» Exercise instructions
Copy out every line of the records where the string "heading" occurs.

Stored items from a collection
- - - - - - -

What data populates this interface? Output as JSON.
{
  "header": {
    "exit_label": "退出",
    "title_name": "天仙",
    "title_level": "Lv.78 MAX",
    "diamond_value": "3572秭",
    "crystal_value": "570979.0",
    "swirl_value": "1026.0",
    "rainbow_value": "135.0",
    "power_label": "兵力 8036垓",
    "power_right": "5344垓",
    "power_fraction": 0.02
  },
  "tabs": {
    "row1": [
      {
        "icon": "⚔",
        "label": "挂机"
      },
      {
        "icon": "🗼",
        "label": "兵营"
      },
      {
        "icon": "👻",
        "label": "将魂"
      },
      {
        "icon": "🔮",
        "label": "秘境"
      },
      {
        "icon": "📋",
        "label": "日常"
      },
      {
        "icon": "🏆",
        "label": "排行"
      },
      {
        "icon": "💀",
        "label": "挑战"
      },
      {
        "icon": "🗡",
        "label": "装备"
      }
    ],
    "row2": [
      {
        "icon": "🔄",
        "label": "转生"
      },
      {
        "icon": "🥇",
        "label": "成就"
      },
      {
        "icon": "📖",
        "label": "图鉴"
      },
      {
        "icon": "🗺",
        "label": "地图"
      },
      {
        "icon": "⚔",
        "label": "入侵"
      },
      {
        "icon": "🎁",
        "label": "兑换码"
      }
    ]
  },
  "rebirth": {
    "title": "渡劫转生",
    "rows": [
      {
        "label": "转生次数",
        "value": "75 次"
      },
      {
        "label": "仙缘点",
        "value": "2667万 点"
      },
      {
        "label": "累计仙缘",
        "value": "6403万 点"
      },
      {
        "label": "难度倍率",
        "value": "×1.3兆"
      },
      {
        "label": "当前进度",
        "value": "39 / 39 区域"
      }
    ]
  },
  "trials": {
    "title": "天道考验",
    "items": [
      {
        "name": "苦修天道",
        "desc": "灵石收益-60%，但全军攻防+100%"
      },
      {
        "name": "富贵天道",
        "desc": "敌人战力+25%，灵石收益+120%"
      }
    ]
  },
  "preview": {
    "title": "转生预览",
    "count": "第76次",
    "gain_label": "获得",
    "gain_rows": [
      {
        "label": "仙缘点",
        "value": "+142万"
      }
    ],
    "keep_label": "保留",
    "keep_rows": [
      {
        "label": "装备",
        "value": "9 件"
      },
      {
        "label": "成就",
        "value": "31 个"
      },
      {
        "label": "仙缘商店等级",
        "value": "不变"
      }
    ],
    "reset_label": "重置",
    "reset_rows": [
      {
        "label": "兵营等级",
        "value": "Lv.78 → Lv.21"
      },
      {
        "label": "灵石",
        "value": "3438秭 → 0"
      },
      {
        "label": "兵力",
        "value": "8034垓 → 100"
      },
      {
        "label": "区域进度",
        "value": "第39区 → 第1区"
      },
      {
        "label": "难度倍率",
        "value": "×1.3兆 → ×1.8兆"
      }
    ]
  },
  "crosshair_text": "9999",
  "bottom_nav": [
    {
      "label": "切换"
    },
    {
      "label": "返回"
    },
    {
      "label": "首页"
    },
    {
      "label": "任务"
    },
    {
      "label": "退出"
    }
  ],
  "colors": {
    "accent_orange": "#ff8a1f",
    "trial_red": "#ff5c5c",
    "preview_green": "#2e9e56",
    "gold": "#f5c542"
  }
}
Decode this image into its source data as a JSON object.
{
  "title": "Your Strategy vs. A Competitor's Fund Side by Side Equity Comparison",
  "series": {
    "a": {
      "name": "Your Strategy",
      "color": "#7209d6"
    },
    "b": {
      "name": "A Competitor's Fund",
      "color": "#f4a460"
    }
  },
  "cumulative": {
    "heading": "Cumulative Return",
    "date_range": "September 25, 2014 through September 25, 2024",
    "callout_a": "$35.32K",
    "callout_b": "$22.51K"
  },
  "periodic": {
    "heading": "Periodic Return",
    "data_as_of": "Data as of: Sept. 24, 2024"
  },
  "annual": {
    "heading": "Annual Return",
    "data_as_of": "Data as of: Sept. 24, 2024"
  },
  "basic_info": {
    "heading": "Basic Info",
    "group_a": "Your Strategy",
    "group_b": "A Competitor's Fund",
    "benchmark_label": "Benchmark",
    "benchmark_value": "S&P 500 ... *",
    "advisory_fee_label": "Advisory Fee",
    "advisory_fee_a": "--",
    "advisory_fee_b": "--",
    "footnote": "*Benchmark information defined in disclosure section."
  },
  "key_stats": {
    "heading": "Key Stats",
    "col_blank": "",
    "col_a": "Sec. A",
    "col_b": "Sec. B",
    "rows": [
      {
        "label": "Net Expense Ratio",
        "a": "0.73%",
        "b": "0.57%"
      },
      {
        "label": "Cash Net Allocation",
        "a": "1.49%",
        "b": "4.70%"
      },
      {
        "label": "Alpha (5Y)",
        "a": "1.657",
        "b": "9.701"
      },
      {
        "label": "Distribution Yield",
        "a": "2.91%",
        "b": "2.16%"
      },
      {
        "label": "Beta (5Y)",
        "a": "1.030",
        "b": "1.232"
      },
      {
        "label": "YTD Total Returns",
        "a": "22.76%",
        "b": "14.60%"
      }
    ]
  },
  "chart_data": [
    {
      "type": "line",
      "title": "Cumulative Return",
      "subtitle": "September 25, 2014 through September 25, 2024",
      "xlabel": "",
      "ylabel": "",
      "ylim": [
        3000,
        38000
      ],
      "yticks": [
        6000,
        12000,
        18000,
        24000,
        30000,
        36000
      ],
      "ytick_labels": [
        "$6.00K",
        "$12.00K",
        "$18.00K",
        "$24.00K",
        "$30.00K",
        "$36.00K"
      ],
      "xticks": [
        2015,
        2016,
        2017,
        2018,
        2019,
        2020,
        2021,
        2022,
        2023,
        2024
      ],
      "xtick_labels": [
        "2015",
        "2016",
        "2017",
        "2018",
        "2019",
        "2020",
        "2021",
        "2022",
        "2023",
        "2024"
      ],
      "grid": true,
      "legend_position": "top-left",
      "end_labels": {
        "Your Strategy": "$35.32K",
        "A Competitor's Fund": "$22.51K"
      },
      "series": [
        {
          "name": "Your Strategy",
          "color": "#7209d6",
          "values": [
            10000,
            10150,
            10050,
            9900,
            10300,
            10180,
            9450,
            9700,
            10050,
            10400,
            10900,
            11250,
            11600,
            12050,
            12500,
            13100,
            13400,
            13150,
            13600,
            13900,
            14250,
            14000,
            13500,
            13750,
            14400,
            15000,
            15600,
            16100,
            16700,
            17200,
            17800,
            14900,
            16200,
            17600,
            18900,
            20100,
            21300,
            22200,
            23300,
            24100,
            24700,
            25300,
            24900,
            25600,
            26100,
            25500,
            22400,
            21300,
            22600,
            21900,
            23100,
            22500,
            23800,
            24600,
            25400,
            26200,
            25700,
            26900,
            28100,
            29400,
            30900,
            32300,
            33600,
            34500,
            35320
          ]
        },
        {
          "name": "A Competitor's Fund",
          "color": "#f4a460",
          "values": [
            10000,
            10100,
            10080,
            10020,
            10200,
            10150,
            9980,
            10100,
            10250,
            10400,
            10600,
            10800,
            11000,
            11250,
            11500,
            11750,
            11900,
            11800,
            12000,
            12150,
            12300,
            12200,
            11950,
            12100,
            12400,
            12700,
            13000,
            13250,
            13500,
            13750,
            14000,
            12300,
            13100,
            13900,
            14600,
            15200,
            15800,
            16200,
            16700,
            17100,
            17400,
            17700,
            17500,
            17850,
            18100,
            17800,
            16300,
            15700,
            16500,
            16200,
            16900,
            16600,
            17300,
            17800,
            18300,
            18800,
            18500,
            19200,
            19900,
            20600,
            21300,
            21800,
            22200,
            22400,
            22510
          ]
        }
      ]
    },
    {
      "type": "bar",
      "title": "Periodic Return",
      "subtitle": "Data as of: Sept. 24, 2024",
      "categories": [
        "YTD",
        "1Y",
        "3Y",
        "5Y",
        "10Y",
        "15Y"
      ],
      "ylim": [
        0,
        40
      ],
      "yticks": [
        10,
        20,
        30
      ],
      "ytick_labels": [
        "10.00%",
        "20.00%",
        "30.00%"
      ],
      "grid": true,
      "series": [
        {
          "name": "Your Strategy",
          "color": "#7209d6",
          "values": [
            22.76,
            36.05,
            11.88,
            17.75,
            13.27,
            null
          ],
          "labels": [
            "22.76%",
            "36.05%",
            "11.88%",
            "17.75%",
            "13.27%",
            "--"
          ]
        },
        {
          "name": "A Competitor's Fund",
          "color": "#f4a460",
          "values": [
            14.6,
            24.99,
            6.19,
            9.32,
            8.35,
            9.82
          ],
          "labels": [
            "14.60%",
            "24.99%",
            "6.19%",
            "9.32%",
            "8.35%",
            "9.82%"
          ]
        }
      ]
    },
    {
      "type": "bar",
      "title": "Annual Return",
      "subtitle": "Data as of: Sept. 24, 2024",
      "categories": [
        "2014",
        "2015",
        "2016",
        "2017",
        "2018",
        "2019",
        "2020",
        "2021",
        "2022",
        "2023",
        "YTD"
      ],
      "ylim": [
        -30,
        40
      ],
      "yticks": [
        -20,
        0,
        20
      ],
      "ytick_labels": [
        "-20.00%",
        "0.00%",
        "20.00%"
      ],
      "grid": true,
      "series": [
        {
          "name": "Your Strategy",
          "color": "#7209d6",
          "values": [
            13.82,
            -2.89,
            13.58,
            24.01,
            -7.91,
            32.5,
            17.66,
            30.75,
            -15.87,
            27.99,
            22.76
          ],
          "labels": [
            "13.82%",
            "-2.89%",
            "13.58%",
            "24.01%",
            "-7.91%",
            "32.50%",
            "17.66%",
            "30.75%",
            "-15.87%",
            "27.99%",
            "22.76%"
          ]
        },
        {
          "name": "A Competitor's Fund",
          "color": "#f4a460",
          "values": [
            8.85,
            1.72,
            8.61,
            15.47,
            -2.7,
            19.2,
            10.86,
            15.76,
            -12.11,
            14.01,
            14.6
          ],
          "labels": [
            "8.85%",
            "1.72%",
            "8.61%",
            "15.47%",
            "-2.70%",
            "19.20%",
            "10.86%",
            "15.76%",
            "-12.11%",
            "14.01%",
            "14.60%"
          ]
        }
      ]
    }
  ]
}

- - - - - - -

» Task answer
    "heading": "Cumulative Return",
    "heading": "Periodic Return",
    "heading": "Annual Return",
    "heading": "Basic Info",
    "heading": "Key Stats",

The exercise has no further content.